  • A Million Little Pieces, James Frey
    • A hard-hitting novel exploring the treatment of alcohol and drug abuse, which is semi-fictional, based on the author’s own experiences. It is written in a ‘stream of consciousness’ writing style, notably with no punctuation to indicate speech, deliberately intended to confuse the reader, imitating Frey’s experiences in the clinic, but draws the reader in to understand just what was going on.

So, on March 5th, and every other day, make an extra effort to think about checking up on your friends or colleagues, think about holding the door open for that stranger, offering the lady your seat on the bus, making dinner for your friend, phoning that person you haven’t seen in ages. It really will, and does, make a difference.


A list of university events being held on March 5th to mark UMHD:

  • Felt Making Workshop, 10-11/ 11.30-12.30/ 2-3 – University Park
    • Completely free, and you can perform your own random act of kindness by making someone who means a lot to you a small gift to show your appreciation for them.
    • Places limited – book on through, for both staff and students.
  • Changes and Challenges (building resilience), 2-3 – University Park
  • Maps and Minds, drop in between 11-2 – LG1, Sir Clive Granger, UP
    • An opportunity to explore maps and the meaning behind them, in terms of representing places and connecting with happy memories.
    • Mark on a map to show where you have experienced/ performed a random act of kindness.
  • Student Services Centres on all campuses
    • Activities on offer exploring the theme of ‘random acts of kindness’, such as a ‘wall of kindness’ and ‘complement coasters’.
    • The teams will also be around to promote discussion of mental health and also support any student in need of it.
  • The Guild Giveaway – Sutton Bonington
    • Tokens are hidden around campus with a message relating to Uni Mental Health Day – take any you find to the Guild office for a wellness gift.
  • Positivity Pebbles – The Guild, Sutton Bonington
    • Decorate a stone, and place it somewhere on campus so someone can see it and have their day brightened!
  • Self-Soothing Kits – Cripps Health Centre (Mental Health Advisory Service)
    • Select the things you want in your kit (from playdough to playlist suggestions!), then head for a cup of tea and write a message of encouragement for another student, in return for one for you!
  • Stall Event, 11-2, – C Floor, Portland Building
    • An opportunity to speak to various university services, student run groups and external groups which are all there to support your mental health.
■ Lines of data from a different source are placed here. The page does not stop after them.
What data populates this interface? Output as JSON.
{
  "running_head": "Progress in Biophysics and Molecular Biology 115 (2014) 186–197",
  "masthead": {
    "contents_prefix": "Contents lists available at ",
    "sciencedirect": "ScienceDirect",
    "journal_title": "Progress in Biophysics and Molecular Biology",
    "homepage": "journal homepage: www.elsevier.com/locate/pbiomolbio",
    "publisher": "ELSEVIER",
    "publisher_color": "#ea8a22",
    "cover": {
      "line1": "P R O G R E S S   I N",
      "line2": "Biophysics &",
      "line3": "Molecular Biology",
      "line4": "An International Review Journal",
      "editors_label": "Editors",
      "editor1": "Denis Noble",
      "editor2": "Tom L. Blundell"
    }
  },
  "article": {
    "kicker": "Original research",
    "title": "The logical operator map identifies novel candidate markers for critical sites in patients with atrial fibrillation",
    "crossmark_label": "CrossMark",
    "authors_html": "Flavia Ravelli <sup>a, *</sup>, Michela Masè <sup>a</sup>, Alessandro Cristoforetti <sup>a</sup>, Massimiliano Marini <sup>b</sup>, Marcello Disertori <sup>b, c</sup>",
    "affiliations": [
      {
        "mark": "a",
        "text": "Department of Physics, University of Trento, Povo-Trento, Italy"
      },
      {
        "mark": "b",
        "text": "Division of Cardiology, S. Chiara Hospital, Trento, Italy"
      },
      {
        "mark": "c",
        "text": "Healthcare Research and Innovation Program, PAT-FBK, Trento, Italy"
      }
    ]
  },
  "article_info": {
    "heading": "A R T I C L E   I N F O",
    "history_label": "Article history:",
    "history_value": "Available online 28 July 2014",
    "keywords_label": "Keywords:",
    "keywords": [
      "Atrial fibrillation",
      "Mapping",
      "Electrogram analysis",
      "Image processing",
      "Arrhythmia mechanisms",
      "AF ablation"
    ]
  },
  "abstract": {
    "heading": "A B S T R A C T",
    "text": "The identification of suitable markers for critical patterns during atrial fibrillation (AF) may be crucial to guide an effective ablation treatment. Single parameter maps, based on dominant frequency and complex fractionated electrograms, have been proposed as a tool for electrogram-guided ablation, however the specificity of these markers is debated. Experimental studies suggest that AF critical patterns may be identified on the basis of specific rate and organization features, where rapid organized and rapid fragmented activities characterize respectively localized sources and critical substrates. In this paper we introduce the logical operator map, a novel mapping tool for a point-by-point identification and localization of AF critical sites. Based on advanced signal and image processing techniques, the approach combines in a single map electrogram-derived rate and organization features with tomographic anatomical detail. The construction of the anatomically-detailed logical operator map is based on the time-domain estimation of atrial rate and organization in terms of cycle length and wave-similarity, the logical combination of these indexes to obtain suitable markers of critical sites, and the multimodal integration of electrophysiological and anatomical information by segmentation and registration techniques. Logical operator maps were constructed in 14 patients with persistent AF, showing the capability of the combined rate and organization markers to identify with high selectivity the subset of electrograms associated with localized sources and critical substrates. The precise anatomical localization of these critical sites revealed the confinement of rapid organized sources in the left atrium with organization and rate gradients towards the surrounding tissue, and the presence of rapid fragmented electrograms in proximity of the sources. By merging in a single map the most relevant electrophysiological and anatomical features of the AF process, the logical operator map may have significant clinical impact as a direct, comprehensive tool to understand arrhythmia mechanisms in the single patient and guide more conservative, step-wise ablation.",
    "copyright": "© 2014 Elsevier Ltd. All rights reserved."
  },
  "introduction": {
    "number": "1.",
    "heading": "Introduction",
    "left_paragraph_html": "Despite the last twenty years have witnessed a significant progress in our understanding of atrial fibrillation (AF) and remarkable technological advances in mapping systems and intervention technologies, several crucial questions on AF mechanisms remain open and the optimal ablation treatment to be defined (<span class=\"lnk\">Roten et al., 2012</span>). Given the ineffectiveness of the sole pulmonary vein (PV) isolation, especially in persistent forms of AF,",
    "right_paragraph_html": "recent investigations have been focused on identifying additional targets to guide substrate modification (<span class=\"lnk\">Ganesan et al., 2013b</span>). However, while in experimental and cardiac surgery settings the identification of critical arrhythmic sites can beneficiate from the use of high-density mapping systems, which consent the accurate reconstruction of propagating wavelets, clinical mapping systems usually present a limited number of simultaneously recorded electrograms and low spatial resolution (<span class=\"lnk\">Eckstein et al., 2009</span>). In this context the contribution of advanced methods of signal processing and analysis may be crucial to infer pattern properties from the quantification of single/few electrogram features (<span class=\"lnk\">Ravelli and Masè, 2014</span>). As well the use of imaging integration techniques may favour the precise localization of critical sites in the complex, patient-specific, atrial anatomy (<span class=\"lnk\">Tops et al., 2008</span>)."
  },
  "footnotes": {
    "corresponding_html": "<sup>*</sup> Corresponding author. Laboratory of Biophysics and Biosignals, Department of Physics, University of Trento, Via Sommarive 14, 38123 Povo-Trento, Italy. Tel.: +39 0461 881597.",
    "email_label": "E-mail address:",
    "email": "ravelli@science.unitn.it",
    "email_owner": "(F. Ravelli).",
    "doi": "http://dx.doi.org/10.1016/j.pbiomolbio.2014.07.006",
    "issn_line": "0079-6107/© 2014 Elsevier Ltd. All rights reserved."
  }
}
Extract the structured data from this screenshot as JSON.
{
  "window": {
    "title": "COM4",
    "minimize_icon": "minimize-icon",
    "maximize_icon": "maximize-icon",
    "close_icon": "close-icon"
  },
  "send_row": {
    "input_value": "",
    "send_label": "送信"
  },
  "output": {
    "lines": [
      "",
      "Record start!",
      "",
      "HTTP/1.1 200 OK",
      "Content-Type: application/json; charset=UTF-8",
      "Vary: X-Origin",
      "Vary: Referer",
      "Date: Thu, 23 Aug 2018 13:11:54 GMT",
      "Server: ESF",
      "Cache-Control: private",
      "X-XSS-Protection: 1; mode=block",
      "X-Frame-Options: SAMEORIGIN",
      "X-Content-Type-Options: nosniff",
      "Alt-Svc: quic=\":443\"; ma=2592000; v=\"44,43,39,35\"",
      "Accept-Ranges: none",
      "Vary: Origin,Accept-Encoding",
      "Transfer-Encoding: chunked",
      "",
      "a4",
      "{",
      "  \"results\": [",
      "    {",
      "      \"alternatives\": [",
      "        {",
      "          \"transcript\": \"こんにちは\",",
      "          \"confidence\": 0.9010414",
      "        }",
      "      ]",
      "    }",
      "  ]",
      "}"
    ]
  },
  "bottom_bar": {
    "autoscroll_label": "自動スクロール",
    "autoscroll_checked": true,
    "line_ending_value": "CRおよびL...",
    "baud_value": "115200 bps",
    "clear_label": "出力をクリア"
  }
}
Free hot drinks, biscuits and a breakout space.

For more details, and other events happening in the weeks to come, visit the University Mental Health Day page on the website.   

Posted in Issy